■ Exercise objective
Filter the entries down to the lines holding "html", then copy those lines.

Data records:
* * * * * * * * *

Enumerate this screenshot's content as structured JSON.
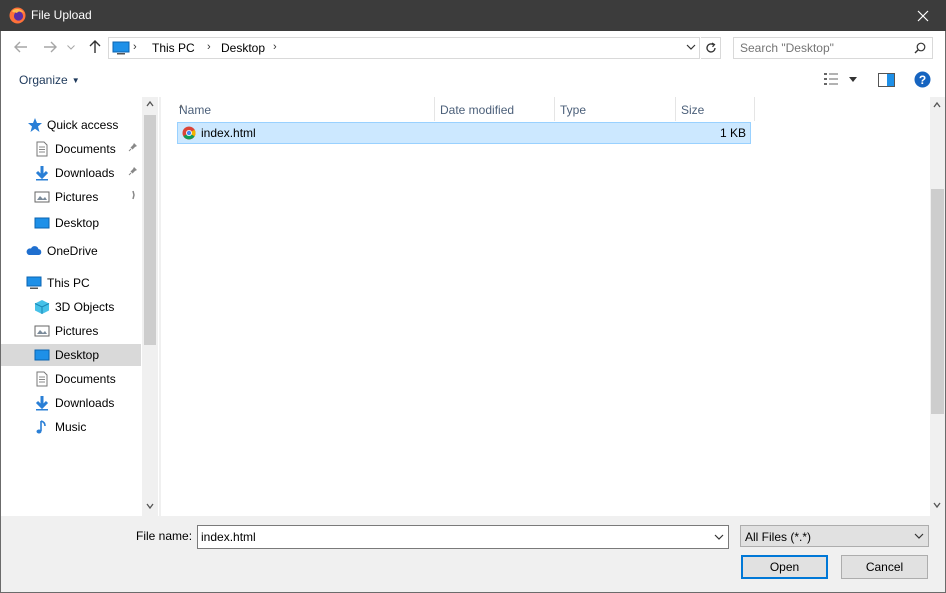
{
  "window": {
    "title": "File Upload",
    "app_icon": "firefox-icon"
  },
  "address": {
    "crumbs": [
      "This PC",
      "Desktop"
    ]
  },
  "search": {
    "placeholder": "Search \"Desktop\""
  },
  "toolbar": {
    "organize_label": "Organize"
  },
  "nav": {
    "items": [
      {
        "label": "Quick access",
        "icon": "star-icon",
        "level": 0,
        "pinned": false
      },
      {
        "label": "Documents",
        "icon": "document-icon",
        "level": 1,
        "pinned": true
      },
      {
        "label": "Downloads",
        "icon": "download-arrow-icon",
        "level": 1,
        "pinned": true
      },
      {
        "label": "Pictures",
        "icon": "pictures-icon",
        "level": 1,
        "pinned": true
      },
      {
        "label": "Desktop",
        "icon": "desktop-icon",
        "level": 1,
        "pinned": false
      },
      {
        "label": "OneDrive",
        "icon": "cloud-icon",
        "level": 0,
        "pinned": false
      },
      {
        "label": "This PC",
        "icon": "computer-icon",
        "level": 0,
        "pinned": false
      },
      {
        "label": "3D Objects",
        "icon": "cube-icon",
        "level": 1,
        "pinned": false
      },
      {
        "label": "Pictures",
        "icon": "pictures-icon",
        "level": 1,
        "pinned": false
      },
      {
        "label": "Desktop",
        "icon": "desktop-icon",
        "level": 1,
        "pinned": false,
        "selected": true
      },
      {
        "label": "Documents",
        "icon": "document-icon",
        "level": 1,
        "pinned": false
      },
      {
        "label": "Downloads",
        "icon": "download-arrow-icon",
        "level": 1,
        "pinned": false
      },
      {
        "label": "Music",
        "icon": "music-note-icon",
        "level": 1,
        "pinned": false
      }
    ]
  },
  "columns": [
    "Name",
    "Date modified",
    "Type",
    "Size"
  ],
  "files": [
    {
      "name": "index.html",
      "date": "",
      "type": "",
      "size": "1 KB",
      "icon": "chrome-icon",
      "selected": true
    }
  ],
  "bottom": {
    "filename_label": "File name:",
    "filename_value": "index.html",
    "filter_value": "All Files (*.*)",
    "open_label": "Open",
    "cancel_label": "Cancel"
  },
  "colors": {
    "accent": "#0078d7",
    "selection": "#cce8ff",
    "titlebar": "#3c3c3c"
  }
}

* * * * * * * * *

■ Answer
      "name": "index.html",
    "filename_value": "index.html",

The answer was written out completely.